Yoga at school: Should we organise for students or not?

Yoga is a physical exercise derived from the Vedic tradition of India and the Himalayas more than 2500 years ago. Taking the benefits that yoga brings, the question has been raised among principals, teachers and parents: Should we organise yoga at school for students?

 

Back to the history of more than 2500 years ago, yoga was originated in ancient India as a physical, mental, and spiritual practice connecting body and mind. The word yoga – yuj in Sanskrit – means to yoke or bind and is often interpreted as “to unite or integrate” or a method of discipline. Yoga practices involve breath control, simple meditation with the adaptation of specific body postures, as well as relaxation and self-concentration.

Yoga has been widespread over the world as a great practice combining concentration and relaxation simultaneously, and so as yoga at school.
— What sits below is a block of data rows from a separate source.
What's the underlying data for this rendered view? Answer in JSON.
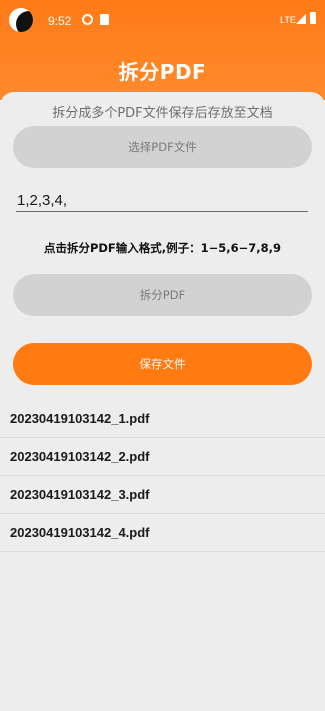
{
  "status_bar": {
    "time": "9:52",
    "network": "LTE"
  },
  "app": {
    "title": "拆分PDF"
  },
  "main": {
    "subtitle": "拆分成多个PDF文件保存后存放至文档",
    "select_button": "选择PDF文件",
    "page_input_value": "1,2,3,4,",
    "hint": "点击拆分PDF输入格式,例子：1−5,6−7,8,9",
    "split_button": "拆分PDF",
    "save_button": "保存文件",
    "files": [
      "20230419103142_1.pdf",
      "20230419103142_2.pdf",
      "20230419103142_3.pdf",
      "20230419103142_4.pdf"
    ]
  },
  "colors": {
    "accent": "#ff7a10",
    "disabled_button": "#d2d2d2",
    "background": "#ececec"
  }
}
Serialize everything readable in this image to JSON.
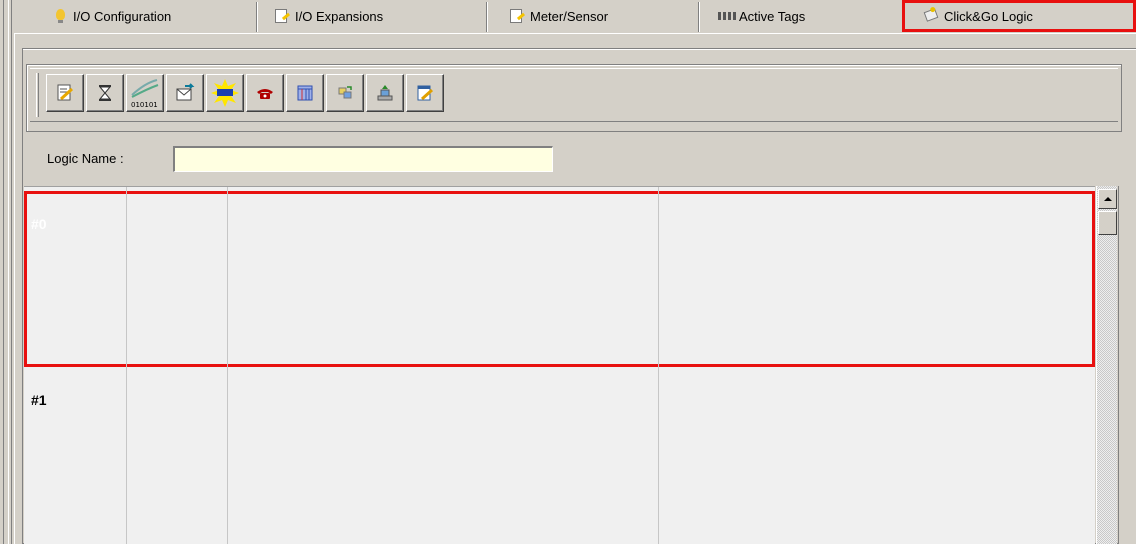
{
  "tabs": [
    {
      "label": "I/O Configuration",
      "icon": "lightbulb-icon"
    },
    {
      "label": "I/O Expansions",
      "icon": "edit-document-icon"
    },
    {
      "label": "Meter/Sensor",
      "icon": "edit-document-icon"
    },
    {
      "label": "Active Tags",
      "icon": "tags-icon"
    },
    {
      "label": "Click&Go Logic",
      "icon": "logic-icon",
      "active": true
    }
  ],
  "toolbar": {
    "buttons": [
      {
        "name": "edit-logic-icon"
      },
      {
        "name": "timer-hourglass-icon"
      },
      {
        "name": "binary-signal-icon",
        "text": "010101"
      },
      {
        "name": "send-message-icon"
      },
      {
        "name": "highlight-event-icon"
      },
      {
        "name": "telephone-icon"
      },
      {
        "name": "table-icon"
      },
      {
        "name": "transfer-icon"
      },
      {
        "name": "upload-icon"
      },
      {
        "name": "edit-form-icon"
      }
    ]
  },
  "logic_name": {
    "label": "Logic Name :",
    "value": ""
  },
  "rules": [
    {
      "label": "#0",
      "selected": true
    },
    {
      "label": "#1",
      "selected": false
    }
  ],
  "colors": {
    "accent_red": "#e8100f",
    "input_bg": "#ffffe1",
    "window_bg": "#d4d0c8"
  }
}
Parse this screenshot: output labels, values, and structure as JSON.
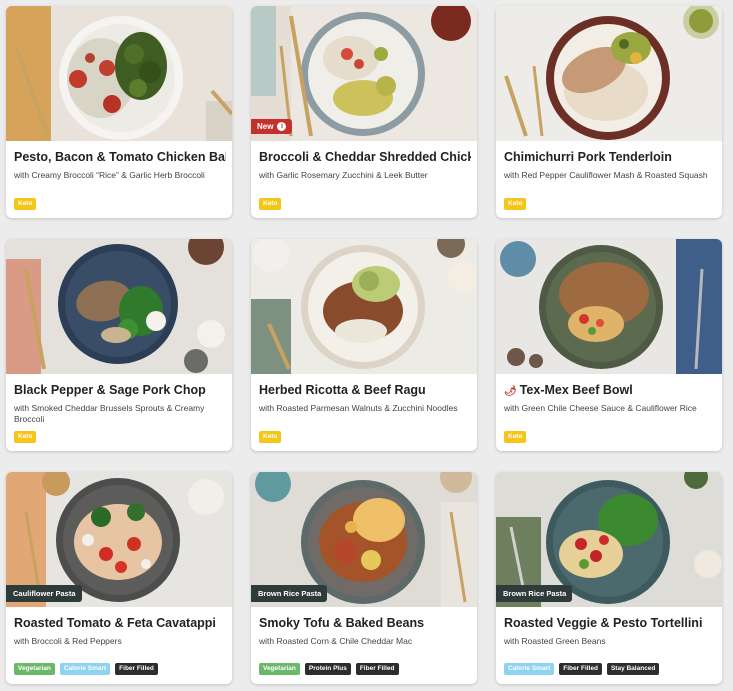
{
  "colors": {
    "keto": "#f5c518",
    "vegetarian": "#6cb86b",
    "calorie_smart": "#8fd3f2",
    "dark_tag": "#2d2d2d",
    "new_badge": "#c4302b"
  },
  "cards": [
    {
      "title": "Pesto, Bacon & Tomato Chicken Bake",
      "subtitle": "with Creamy Broccoli “Rice” & Garlic Herb Broccoli",
      "tags": [
        "Keto"
      ]
    },
    {
      "title": "Broccoli & Cheddar Shredded Chicken",
      "subtitle": "with Garlic Rosemary Zucchini & Leek Butter",
      "tags": [
        "Keto"
      ],
      "badge": "New"
    },
    {
      "title": "Chimichurri Pork Tenderloin",
      "subtitle": "with Red Pepper Cauliflower Mash & Roasted Squash",
      "tags": [
        "Keto"
      ]
    },
    {
      "title": "Black Pepper & Sage Pork Chop",
      "subtitle": "with Smoked Cheddar Brussels Sprouts & Creamy Broccoli",
      "tags": [
        "Keto"
      ]
    },
    {
      "title": "Herbed Ricotta & Beef Ragu",
      "subtitle": "with Roasted Parmesan Walnuts & Zucchini Noodles",
      "tags": [
        "Keto"
      ]
    },
    {
      "title": "Tex-Mex Beef Bowl",
      "subtitle": "with Green Chile Cheese Sauce & Cauliflower Rice",
      "tags": [
        "Keto"
      ],
      "icon": "chili-pepper-icon"
    },
    {
      "title": "Roasted Tomato & Feta Cavatappi",
      "subtitle": "with Broccoli & Red Peppers",
      "tags": [
        "Vegetarian",
        "Calorie Smart",
        "Fiber Filled"
      ],
      "badge": "Cauliflower Pasta"
    },
    {
      "title": "Smoky Tofu & Baked Beans",
      "subtitle": "with Roasted Corn & Chile Cheddar Mac",
      "tags": [
        "Vegetarian",
        "Protein Plus",
        "Fiber Filled"
      ],
      "badge": "Brown Rice Pasta"
    },
    {
      "title": "Roasted Veggie & Pesto Tortellini",
      "subtitle": "with Roasted Green Beans",
      "tags": [
        "Calorie Smart",
        "Fiber Filled",
        "Stay Balanced"
      ],
      "badge": "Brown Rice Pasta"
    }
  ]
}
Though yoga is originated from India, it owns no limit at age, gender, or religion that more and more schools and colleges in the U.S. and U.K. began to introduce yoga practices as an option course to participants ranging from kids to college students. The simplicity and benefits of yoga makes it more common and become a teachers’ favourite.

Which ways does yoga benefit the participants? Yoga practices help lower blood pressure and regulate good hormones, rising the relaxation and healthiness for the body with increased flexibility, muscle strength, improved respiration and vitality. At the same time, practicing yoga also grows serotonin levels and activates the pleasure centres of the brain, making you feel as good emotionally as you do physically. Besides managing stress, anxiety, and depression through breathing and meditation, researchers as well approved that yoga can boost memory and build concentration. Scientists found that a 20-minute session of yoga outperformed a run on the treadmill in terms of boosting memory and concentration.

Regardless of those above benefits, some question whether it is a wise thing to apply yoga practices at school for students, especially at religious schools. They prefer physical education rather than yoga practices from a Hindu religious act of worship, which could create some confusion to children from different religions. However, yoga is not a religion in a traditional sense, though was adopted and utilized by every religious tradition that emerged from Vedic India, including Buddhism and Hinduism (YJ editor, 2014). The first principal of yoga philosophy is ahimsa – non harming to self and others, that some interpret to contain not eating animal products, you do not have to be a vegetarian in order to practice yoga according to the Yoga Sutra. The confusion stems in part from a misinterpretation of ahimsa, combined with the fact that the first generation of yoga teachers in the United States mostly studied with teachers—such as Sri Desikachar, Swami Satchidananda, B.K.S. Iyengar, and Sri Pattahbi Jois—who, being culturally Indian and Brahmin, tended to be vegetarian. So an idea has developed in the yoga community that conflates yoga with vegetarianism. (Holcombe, 2015)

In short, we could not and should not refuse the benefits of yoga to consider whether it is wise to organise yoga at school. It is a plus if schools and teachers have a plan to introduce this practice to students and even staffs, however, it will require necessary changes and appropriate class design and curriculum development in order to help students achieve best results from yoga. We hope both educators and students will be able to relax, reduce stress, and gain self-concentration throughout yoga practices.